Excerpted data =>
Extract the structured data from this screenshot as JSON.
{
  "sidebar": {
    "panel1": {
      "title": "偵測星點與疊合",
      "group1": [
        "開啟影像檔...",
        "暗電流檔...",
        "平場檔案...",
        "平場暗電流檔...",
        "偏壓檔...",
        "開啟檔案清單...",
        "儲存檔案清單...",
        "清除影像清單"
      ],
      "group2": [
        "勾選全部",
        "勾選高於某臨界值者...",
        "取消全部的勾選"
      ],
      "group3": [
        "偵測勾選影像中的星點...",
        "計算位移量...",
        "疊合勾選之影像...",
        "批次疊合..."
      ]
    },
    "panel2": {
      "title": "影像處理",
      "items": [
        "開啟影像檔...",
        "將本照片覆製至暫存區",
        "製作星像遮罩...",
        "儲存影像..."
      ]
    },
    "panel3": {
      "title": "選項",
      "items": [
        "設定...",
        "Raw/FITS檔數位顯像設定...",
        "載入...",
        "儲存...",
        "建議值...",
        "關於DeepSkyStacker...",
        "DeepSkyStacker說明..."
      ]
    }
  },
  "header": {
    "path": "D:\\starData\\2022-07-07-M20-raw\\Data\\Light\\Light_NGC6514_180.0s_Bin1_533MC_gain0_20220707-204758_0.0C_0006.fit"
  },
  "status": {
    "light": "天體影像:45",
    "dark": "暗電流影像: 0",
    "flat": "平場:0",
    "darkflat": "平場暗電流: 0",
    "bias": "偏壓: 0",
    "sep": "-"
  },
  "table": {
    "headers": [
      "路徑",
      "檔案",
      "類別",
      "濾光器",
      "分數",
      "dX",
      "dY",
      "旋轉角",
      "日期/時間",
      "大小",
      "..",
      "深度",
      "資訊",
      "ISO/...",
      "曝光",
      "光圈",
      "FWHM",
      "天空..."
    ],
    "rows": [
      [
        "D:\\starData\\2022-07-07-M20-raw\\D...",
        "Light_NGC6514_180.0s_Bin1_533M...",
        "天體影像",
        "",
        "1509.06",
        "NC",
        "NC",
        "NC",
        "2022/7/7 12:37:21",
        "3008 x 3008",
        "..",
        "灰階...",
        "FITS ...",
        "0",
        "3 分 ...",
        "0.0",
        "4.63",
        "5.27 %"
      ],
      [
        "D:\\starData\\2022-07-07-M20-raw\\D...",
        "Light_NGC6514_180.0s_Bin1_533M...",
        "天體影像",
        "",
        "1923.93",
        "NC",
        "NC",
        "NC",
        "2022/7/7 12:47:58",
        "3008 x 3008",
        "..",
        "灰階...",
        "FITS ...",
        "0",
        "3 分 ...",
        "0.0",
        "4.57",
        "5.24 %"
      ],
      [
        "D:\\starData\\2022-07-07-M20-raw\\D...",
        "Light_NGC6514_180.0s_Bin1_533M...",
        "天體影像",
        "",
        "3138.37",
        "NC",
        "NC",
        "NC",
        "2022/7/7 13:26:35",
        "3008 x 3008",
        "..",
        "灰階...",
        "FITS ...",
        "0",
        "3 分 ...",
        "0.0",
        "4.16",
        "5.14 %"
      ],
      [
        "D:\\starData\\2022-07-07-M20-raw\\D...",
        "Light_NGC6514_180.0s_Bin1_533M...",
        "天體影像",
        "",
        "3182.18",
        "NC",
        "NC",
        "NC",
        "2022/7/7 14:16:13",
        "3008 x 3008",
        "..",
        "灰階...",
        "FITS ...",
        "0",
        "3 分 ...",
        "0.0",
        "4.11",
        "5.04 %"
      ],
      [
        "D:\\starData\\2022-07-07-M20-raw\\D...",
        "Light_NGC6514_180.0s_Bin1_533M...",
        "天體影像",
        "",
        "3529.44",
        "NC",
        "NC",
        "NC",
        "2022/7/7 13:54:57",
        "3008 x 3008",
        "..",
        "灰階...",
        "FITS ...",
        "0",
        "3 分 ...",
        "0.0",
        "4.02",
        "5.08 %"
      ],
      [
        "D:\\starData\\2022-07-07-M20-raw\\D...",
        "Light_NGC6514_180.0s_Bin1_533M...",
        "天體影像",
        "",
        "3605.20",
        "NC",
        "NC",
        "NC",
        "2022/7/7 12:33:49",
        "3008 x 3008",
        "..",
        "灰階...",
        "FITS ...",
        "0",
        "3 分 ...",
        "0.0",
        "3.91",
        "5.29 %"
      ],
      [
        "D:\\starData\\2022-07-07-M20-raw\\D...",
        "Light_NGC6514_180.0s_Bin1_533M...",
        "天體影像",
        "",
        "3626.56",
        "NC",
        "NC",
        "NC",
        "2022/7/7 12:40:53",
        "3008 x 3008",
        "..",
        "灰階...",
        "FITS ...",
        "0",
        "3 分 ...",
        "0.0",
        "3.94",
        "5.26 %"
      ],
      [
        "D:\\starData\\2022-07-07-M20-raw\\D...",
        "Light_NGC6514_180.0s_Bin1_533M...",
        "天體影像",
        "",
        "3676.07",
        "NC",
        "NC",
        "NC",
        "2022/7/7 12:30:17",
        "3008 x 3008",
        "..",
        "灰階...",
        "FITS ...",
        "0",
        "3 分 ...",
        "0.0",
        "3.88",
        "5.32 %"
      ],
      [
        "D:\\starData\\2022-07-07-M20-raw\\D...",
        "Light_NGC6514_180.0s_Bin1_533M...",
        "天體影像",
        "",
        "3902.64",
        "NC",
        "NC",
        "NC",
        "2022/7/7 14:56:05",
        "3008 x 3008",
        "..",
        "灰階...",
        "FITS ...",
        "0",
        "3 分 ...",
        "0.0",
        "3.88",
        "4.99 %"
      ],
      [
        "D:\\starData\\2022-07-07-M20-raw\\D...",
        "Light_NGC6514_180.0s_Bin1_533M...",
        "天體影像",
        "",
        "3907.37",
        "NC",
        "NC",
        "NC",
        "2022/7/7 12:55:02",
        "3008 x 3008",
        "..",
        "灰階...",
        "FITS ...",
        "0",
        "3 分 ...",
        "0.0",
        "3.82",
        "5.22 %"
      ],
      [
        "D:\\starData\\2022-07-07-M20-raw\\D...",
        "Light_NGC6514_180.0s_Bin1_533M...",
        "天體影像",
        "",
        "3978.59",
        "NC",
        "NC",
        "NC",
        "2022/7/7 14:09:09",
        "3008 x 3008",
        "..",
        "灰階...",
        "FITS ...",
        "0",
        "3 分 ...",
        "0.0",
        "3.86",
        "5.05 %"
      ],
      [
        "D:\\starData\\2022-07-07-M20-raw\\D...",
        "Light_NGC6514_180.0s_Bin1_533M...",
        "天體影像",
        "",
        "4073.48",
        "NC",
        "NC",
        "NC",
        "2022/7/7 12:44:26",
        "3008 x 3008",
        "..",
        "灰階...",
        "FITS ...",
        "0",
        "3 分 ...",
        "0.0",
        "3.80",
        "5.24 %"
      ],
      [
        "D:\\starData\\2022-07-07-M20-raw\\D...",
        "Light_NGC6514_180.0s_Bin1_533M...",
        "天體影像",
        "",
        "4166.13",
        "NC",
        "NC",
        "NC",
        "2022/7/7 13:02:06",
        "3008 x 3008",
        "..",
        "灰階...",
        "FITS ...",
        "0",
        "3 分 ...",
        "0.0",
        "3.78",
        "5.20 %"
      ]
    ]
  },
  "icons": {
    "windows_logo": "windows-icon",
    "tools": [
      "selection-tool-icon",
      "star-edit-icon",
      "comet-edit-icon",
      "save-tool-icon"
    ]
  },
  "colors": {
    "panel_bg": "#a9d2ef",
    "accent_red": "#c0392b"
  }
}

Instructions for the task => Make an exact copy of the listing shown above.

Solution for this task =>
Extract the structured data from this screenshot as JSON.
{
  "sidebar": {
    "panel1": {
      "title": "偵測星點與疊合",
      "group1": [
        "開啟影像檔...",
        "暗電流檔...",
        "平場檔案...",
        "平場暗電流檔...",
        "偏壓檔...",
        "開啟檔案清單...",
        "儲存檔案清單...",
        "清除影像清單"
      ],
      "group2": [
        "勾選全部",
        "勾選高於某臨界值者...",
        "取消全部的勾選"
      ],
      "group3": [
        "偵測勾選影像中的星點...",
        "計算位移量...",
        "疊合勾選之影像...",
        "批次疊合..."
      ]
    },
    "panel2": {
      "title": "影像處理",
      "items": [
        "開啟影像檔...",
        "將本照片覆製至暫存區",
        "製作星像遮罩...",
        "儲存影像..."
      ]
    },
    "panel3": {
      "title": "選項",
      "items": [
        "設定...",
        "Raw/FITS檔數位顯像設定...",
        "載入...",
        "儲存...",
        "建議值...",
        "關於DeepSkyStacker...",
        "DeepSkyStacker說明..."
      ]
    }
  },
  "header": {
    "path": "D:\\starData\\2022-07-07-M20-raw\\Data\\Light\\Light_NGC6514_180.0s_Bin1_533MC_gain0_20220707-204758_0.0C_0006.fit"
  },
  "status": {
    "light": "天體影像:45",
    "dark": "暗電流影像: 0",
    "flat": "平場:0",
    "darkflat": "平場暗電流: 0",
    "bias": "偏壓: 0",
    "sep": "-"
  },
  "table": {
    "headers": [
      "路徑",
      "檔案",
      "類別",
      "濾光器",
      "分數",
      "dX",
      "dY",
      "旋轉角",
      "日期/時間",
      "大小",
      "..",
      "深度",
      "資訊",
      "ISO/...",
      "曝光",
      "光圈",
      "FWHM",
      "天空..."
    ],
    "rows": [
      [
        "D:\\starData\\2022-07-07-M20-raw\\D...",
        "Light_NGC6514_180.0s_Bin1_533M...",
        "天體影像",
        "",
        "1509.06",
        "NC",
        "NC",
        "NC",
        "2022/7/7 12:37:21",
        "3008 x 3008",
        "..",
        "灰階...",
        "FITS ...",
        "0",
        "3 分 ...",
        "0.0",
        "4.63",
        "5.27 %"
      ],
      [
        "D:\\starData\\2022-07-07-M20-raw\\D...",
        "Light_NGC6514_180.0s_Bin1_533M...",
        "天體影像",
        "",
        "1923.93",
        "NC",
        "NC",
        "NC",
        "2022/7/7 12:47:58",
        "3008 x 3008",
        "..",
        "灰階...",
        "FITS ...",
        "0",
        "3 分 ...",
        "0.0",
        "4.57",
        "5.24 %"
      ],
      [
        "D:\\starData\\2022-07-07-M20-raw\\D...",
        "Light_NGC6514_180.0s_Bin1_533M...",
        "天體影像",
        "",
        "3138.37",
        "NC",
        "NC",
        "NC",
        "2022/7/7 13:26:35",
        "3008 x 3008",
        "..",
        "灰階...",
        "FITS ...",
        "0",
        "3 分 ...",
        "0.0",
        "4.16",
        "5.14 %"
      ],
      [
        "D:\\starData\\2022-07-07-M20-raw\\D...",
        "Light_NGC6514_180.0s_Bin1_533M...",
        "天體影像",
        "",
        "3182.18",
        "NC",
        "NC",
        "NC",
        "2022/7/7 14:16:13",
        "3008 x 3008",
        "..",
        "灰階...",
        "FITS ...",
        "0",
        "3 分 ...",
        "0.0",
        "4.11",
        "5.04 %"
      ],
      [
        "D:\\starData\\2022-07-07-M20-raw\\D...",
        "Light_NGC6514_180.0s_Bin1_533M...",
        "天體影像",
        "",
        "3529.44",
        "NC",
        "NC",
        "NC",
        "2022/7/7 13:54:57",
        "3008 x 3008",
        "..",
        "灰階...",
        "FITS ...",
        "0",
        "3 分 ...",
        "0.0",
        "4.02",
        "5.08 %"
      ],
      [
        "D:\\starData\\2022-07-07-M20-raw\\D...",
        "Light_NGC6514_180.0s_Bin1_533M...",
        "天體影像",
        "",
        "3605.20",
        "NC",
        "NC",
        "NC",
        "2022/7/7 12:33:49",
        "3008 x 3008",
        "..",
        "灰階...",
        "FITS ...",
        "0",
        "3 分 ...",
        "0.0",
        "3.91",
        "5.29 %"
      ],
      [
        "D:\\starData\\2022-07-07-M20-raw\\D...",
        "Light_NGC6514_180.0s_Bin1_533M...",
        "天體影像",
        "",
        "3626.56",
        "NC",
        "NC",
        "NC",
        "2022/7/7 12:40:53",
        "3008 x 3008",
        "..",
        "灰階...",
        "FITS ...",
        "0",
        "3 分 ...",
        "0.0",
        "3.94",
        "5.26 %"
      ],
      [
        "D:\\starData\\2022-07-07-M20-raw\\D...",
        "Light_NGC6514_180.0s_Bin1_533M...",
        "天體影像",
        "",
        "3676.07",
        "NC",
        "NC",
        "NC",
        "2022/7/7 12:30:17",
        "3008 x 3008",
        "..",
        "灰階...",
        "FITS ...",
        "0",
        "3 分 ...",
        "0.0",
        "3.88",
        "5.32 %"
      ],
      [
        "D:\\starData\\2022-07-07-M20-raw\\D...",
        "Light_NGC6514_180.0s_Bin1_533M...",
        "天體影像",
        "",
        "3902.64",
        "NC",
        "NC",
        "NC",
        "2022/7/7 14:56:05",
        "3008 x 3008",
        "..",
        "灰階...",
        "FITS ...",
        "0",
        "3 分 ...",
        "0.0",
        "3.88",
        "4.99 %"
      ],
      [
        "D:\\starData\\2022-07-07-M20-raw\\D...",
        "Light_NGC6514_180.0s_Bin1_533M...",
        "天體影像",
        "",
        "3907.37",
        "NC",
        "NC",
        "NC",
        "2022/7/7 12:55:02",
        "3008 x 3008",
        "..",
        "灰階...",
        "FITS ...",
        "0",
        "3 分 ...",
        "0.0",
        "3.82",
        "5.22 %"
      ],
      [
        "D:\\starData\\2022-07-07-M20-raw\\D...",
        "Light_NGC6514_180.0s_Bin1_533M...",
        "天體影像",
        "",
        "3978.59",
        "NC",
        "NC",
        "NC",
        "2022/7/7 14:09:09",
        "3008 x 3008",
        "..",
        "灰階...",
        "FITS ...",
        "0",
        "3 分 ...",
        "0.0",
        "3.86",
        "5.05 %"
      ],
      [
        "D:\\starData\\2022-07-07-M20-raw\\D...",
        "Light_NGC6514_180.0s_Bin1_533M...",
        "天體影像",
        "",
        "4073.48",
        "NC",
        "NC",
        "NC",
        "2022/7/7 12:44:26",
        "3008 x 3008",
        "..",
        "灰階...",
        "FITS ...",
        "0",
        "3 分 ...",
        "0.0",
        "3.80",
        "5.24 %"
      ],
      [
        "D:\\starData\\2022-07-07-M20-raw\\D...",
        "Light_NGC6514_180.0s_Bin1_533M...",
        "天體影像",
        "",
        "4166.13",
        "NC",
        "NC",
        "NC",
        "2022/7/7 13:02:06",
        "3008 x 3008",
        "..",
        "灰階...",
        "FITS ...",
        "0",
        "3 分 ...",
        "0.0",
        "3.78",
        "5.20 %"
      ]
    ]
  },
  "icons": {
    "windows_logo": "windows-icon",
    "tools": [
      "selection-tool-icon",
      "star-edit-icon",
      "comet-edit-icon",
      "save-tool-icon"
    ]
  },
  "colors": {
    "panel_bg": "#a9d2ef",
    "accent_red": "#c0392b"
  }
}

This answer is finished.